◆ Your objective
Find every line below with the string "Treasure" and pick it out.
** Available data follows **
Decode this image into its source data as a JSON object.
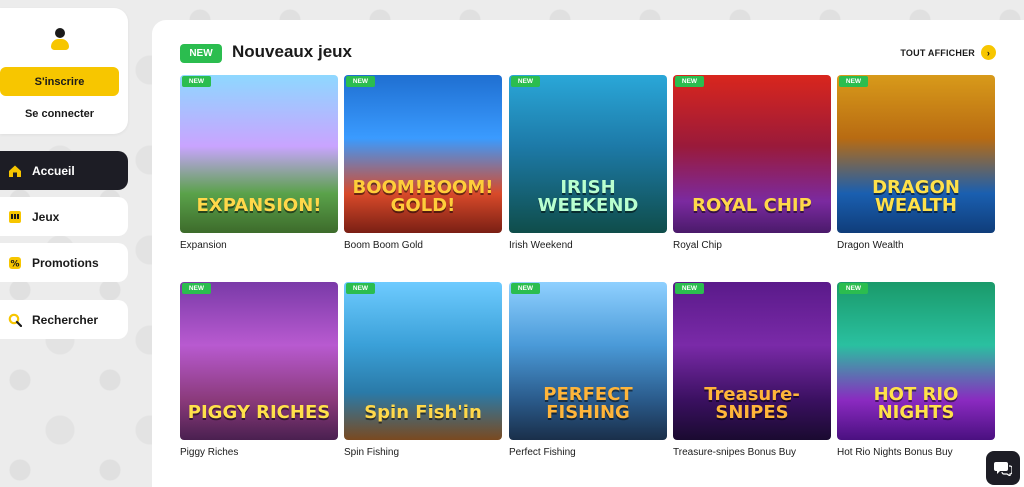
{
  "auth": {
    "signup_label": "S'inscrire",
    "login_label": "Se connecter"
  },
  "nav": [
    {
      "label": "Accueil",
      "icon": "home-icon",
      "active": true
    },
    {
      "label": "Jeux",
      "icon": "slot-machine-icon",
      "active": false
    },
    {
      "label": "Promotions",
      "icon": "percent-icon",
      "active": false
    },
    {
      "label": "Rechercher",
      "icon": "search-icon",
      "active": false
    }
  ],
  "section": {
    "badge": "NEW",
    "title": "Nouveaux jeux",
    "see_all": "TOUT AFFICHER"
  },
  "games": [
    {
      "name": "Expansion",
      "tag": "NEW",
      "logo": "EXPANSION!",
      "logo_color": "#ffd84a",
      "bg": "linear-gradient(180deg,#8ed8ff 0%,#c9a4ff 45%,#5aa24a 75%,#3d6b2b 100%)"
    },
    {
      "name": "Boom Boom Gold",
      "tag": "NEW",
      "logo": "BOOM!BOOM! GOLD!",
      "logo_color": "#ffce3a",
      "bg": "linear-gradient(180deg,#1f6fd1 0%,#3a9bff 40%,#d84a2a 75%,#7a1f14 100%)"
    },
    {
      "name": "Irish Weekend",
      "tag": "NEW",
      "logo": "IRISH WEEKEND",
      "logo_color": "#b8ffcf",
      "bg": "linear-gradient(180deg,#2aa7d8 0%,#1d7aa8 45%,#0f4d4a 100%)"
    },
    {
      "name": "Royal Chip",
      "tag": "NEW",
      "logo": "ROYAL CHIP",
      "logo_color": "#ffd84a",
      "bg": "linear-gradient(180deg,#d9261d 0%,#9a1a3a 45%,#7b2aa0 80%,#4a1a6a 100%)"
    },
    {
      "name": "Dragon Wealth",
      "tag": "NEW",
      "logo": "DRAGON WEALTH",
      "logo_color": "#ffe14a",
      "bg": "linear-gradient(180deg,#d89a1a 0%,#b86b12 40%,#1a5fb0 75%,#0f3d7a 100%)"
    },
    {
      "name": "Piggy Riches",
      "tag": "NEW",
      "logo": "PIGGY RICHES",
      "logo_color": "#ffe14a",
      "bg": "linear-gradient(180deg,#7a3aa8 0%,#b85ad0 40%,#8a3a7a 75%,#4a2050 100%)"
    },
    {
      "name": "Spin Fishing",
      "tag": "NEW",
      "logo": "Spin Fish'in",
      "logo_color": "#ffd84a",
      "bg": "linear-gradient(180deg,#6ecbff 0%,#3aa0d8 40%,#2a7aa8 70%,#7a4a20 100%)"
    },
    {
      "name": "Perfect Fishing",
      "tag": "NEW",
      "logo": "PERFECT FISHING",
      "logo_color": "#ffb53a",
      "bg": "linear-gradient(180deg,#8fd0ff 0%,#4a9ad8 40%,#2a5a8a 75%,#1a2f4a 100%)"
    },
    {
      "name": "Treasure-snipes Bonus Buy",
      "tag": "NEW",
      "logo": "Treasure-SNIPES",
      "logo_color": "#ffb53a",
      "bg": "linear-gradient(180deg,#5a1a8a 0%,#7a2aa8 40%,#3a1060 75%,#1a0a30 100%)"
    },
    {
      "name": "Hot Rio Nights Bonus Buy",
      "tag": "NEW",
      "logo": "HOT RIO NIGHTS",
      "logo_color": "#ffe14a",
      "bg": "linear-gradient(180deg,#1a9a6a 0%,#2ac0a0 40%,#8a2ac0 75%,#4a1080 100%)"
    }
  ]
}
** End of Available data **
◆ Response to the exercise
      "name": "Treasure-snipes Bonus Buy",
      "logo": "Treasure-SNIPES",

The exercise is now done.